- **TASK DESCRIPTION**: Print each entry below precisely as shown.

[Opening RAW DATA section]

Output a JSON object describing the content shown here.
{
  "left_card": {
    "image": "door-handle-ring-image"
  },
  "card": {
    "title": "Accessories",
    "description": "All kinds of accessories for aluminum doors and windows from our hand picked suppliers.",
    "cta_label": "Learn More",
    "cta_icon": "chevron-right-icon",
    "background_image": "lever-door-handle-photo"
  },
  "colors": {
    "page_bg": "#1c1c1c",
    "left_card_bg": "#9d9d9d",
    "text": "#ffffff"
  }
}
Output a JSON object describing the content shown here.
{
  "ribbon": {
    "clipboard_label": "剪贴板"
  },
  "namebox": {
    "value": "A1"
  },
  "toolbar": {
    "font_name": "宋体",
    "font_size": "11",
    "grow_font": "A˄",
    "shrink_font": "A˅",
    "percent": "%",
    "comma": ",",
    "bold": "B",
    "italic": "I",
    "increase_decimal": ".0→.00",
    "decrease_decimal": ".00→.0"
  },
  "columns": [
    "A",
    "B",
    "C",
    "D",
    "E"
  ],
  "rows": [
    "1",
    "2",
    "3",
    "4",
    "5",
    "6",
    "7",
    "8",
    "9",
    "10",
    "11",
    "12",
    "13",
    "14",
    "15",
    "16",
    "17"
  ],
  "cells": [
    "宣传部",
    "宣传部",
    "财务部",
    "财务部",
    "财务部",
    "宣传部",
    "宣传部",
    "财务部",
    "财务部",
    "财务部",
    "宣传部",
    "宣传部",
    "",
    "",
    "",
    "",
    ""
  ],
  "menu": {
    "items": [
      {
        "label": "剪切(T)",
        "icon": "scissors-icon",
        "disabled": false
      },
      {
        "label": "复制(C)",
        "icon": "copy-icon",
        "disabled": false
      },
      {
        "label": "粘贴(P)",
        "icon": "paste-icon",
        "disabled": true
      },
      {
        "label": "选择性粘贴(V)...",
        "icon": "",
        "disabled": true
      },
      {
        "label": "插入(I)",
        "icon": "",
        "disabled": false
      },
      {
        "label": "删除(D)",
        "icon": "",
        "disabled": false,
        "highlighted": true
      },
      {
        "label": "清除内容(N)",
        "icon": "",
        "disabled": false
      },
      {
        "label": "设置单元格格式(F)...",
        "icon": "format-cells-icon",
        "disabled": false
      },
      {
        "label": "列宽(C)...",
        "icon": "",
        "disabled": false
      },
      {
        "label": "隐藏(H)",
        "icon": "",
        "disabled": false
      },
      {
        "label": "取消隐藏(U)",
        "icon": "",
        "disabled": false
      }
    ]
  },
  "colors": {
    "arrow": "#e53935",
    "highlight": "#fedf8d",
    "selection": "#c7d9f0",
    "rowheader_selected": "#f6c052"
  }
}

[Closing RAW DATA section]

- **SOLUTION TO THIS PROBLEM**:
Output a JSON object describing the content shown here.
{
  "left_card": {
    "image": "door-handle-ring-image"
  },
  "card": {
    "title": "Accessories",
    "description": "All kinds of accessories for aluminum doors and windows from our hand picked suppliers.",
    "cta_label": "Learn More",
    "cta_icon": "chevron-right-icon",
    "background_image": "lever-door-handle-photo"
  },
  "colors": {
    "page_bg": "#1c1c1c",
    "left_card_bg": "#9d9d9d",
    "text": "#ffffff"
  }
}
Output a JSON object describing the content shown here.
{
  "ribbon": {
    "clipboard_label": "剪贴板"
  },
  "namebox": {
    "value": "A1"
  },
  "toolbar": {
    "font_name": "宋体",
    "font_size": "11",
    "grow_font": "A˄",
    "shrink_font": "A˅",
    "percent": "%",
    "comma": ",",
    "bold": "B",
    "italic": "I",
    "increase_decimal": ".0→.00",
    "decrease_decimal": ".00→.0"
  },
  "columns": [
    "A",
    "B",
    "C",
    "D",
    "E"
  ],
  "rows": [
    "1",
    "2",
    "3",
    "4",
    "5",
    "6",
    "7",
    "8",
    "9",
    "10",
    "11",
    "12",
    "13",
    "14",
    "15",
    "16",
    "17"
  ],
  "cells": [
    "宣传部",
    "宣传部",
    "财务部",
    "财务部",
    "财务部",
    "宣传部",
    "宣传部",
    "财务部",
    "财务部",
    "财务部",
    "宣传部",
    "宣传部",
    "",
    "",
    "",
    "",
    ""
  ],
  "menu": {
    "items": [
      {
        "label": "剪切(T)",
        "icon": "scissors-icon",
        "disabled": false
      },
      {
        "label": "复制(C)",
        "icon": "copy-icon",
        "disabled": false
      },
      {
        "label": "粘贴(P)",
        "icon": "paste-icon",
        "disabled": true
      },
      {
        "label": "选择性粘贴(V)...",
        "icon": "",
        "disabled": true
      },
      {
        "label": "插入(I)",
        "icon": "",
        "disabled": false
      },
      {
        "label": "删除(D)",
        "icon": "",
        "disabled": false,
        "highlighted": true
      },
      {
        "label": "清除内容(N)",
        "icon": "",
        "disabled": false
      },
      {
        "label": "设置单元格格式(F)...",
        "icon": "format-cells-icon",
        "disabled": false
      },
      {
        "label": "列宽(C)...",
        "icon": "",
        "disabled": false
      },
      {
        "label": "隐藏(H)",
        "icon": "",
        "disabled": false
      },
      {
        "label": "取消隐藏(U)",
        "icon": "",
        "disabled": false
      }
    ]
  },
  "colors": {
    "arrow": "#e53935",
    "highlight": "#fedf8d",
    "selection": "#c7d9f0",
    "rowheader_selected": "#f6c052"
  }
}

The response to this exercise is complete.